■ YOUR TASK
Report each line of the entries that includes "text" by copying it.
● ● ● ● ● ● ●
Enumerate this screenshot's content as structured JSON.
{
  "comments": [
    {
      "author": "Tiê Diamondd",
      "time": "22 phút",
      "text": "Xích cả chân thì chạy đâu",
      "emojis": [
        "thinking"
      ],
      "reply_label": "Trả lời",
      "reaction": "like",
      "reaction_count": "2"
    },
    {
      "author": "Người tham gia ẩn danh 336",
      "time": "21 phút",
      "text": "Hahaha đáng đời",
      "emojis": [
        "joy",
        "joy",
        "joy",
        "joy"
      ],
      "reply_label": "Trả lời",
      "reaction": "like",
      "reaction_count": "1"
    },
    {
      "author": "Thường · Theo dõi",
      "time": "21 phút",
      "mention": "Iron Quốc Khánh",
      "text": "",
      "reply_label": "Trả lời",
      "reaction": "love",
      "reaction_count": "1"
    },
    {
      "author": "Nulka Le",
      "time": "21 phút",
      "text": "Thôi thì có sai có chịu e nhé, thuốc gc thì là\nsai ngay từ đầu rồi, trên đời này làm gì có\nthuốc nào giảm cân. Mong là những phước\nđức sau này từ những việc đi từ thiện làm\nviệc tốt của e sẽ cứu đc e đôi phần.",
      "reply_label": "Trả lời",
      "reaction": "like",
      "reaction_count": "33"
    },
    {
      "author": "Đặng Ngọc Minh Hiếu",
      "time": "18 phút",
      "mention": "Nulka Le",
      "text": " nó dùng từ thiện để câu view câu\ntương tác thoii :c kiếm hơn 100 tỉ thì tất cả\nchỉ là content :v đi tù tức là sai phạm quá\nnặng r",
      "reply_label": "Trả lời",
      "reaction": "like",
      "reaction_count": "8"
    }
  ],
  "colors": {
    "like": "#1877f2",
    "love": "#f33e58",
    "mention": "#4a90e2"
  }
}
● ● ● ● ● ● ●
■ EXPECTED ANSWER
      "text": "Xích cả chân thì chạy đâu",
      "text": "Hahaha đáng đời",
      "text": "",
      "text": "Thôi thì có sai có chịu e nhé, thuốc gc thì là\nsai ngay từ đầu rồi, trên đời này làm gì có\nthuốc nào giảm cân. Mong là những phước\nđức sau này từ những việc đi từ thiện làm\nviệc tốt của e sẽ cứu đc e đôi phần.",
      "text": " nó dùng từ thiện để câu view câu\ntương tác thoii :c kiếm hơn 100 tỉ thì tất cả\nchỉ là content :v đi tù tức là sai phạm quá\nnặng r",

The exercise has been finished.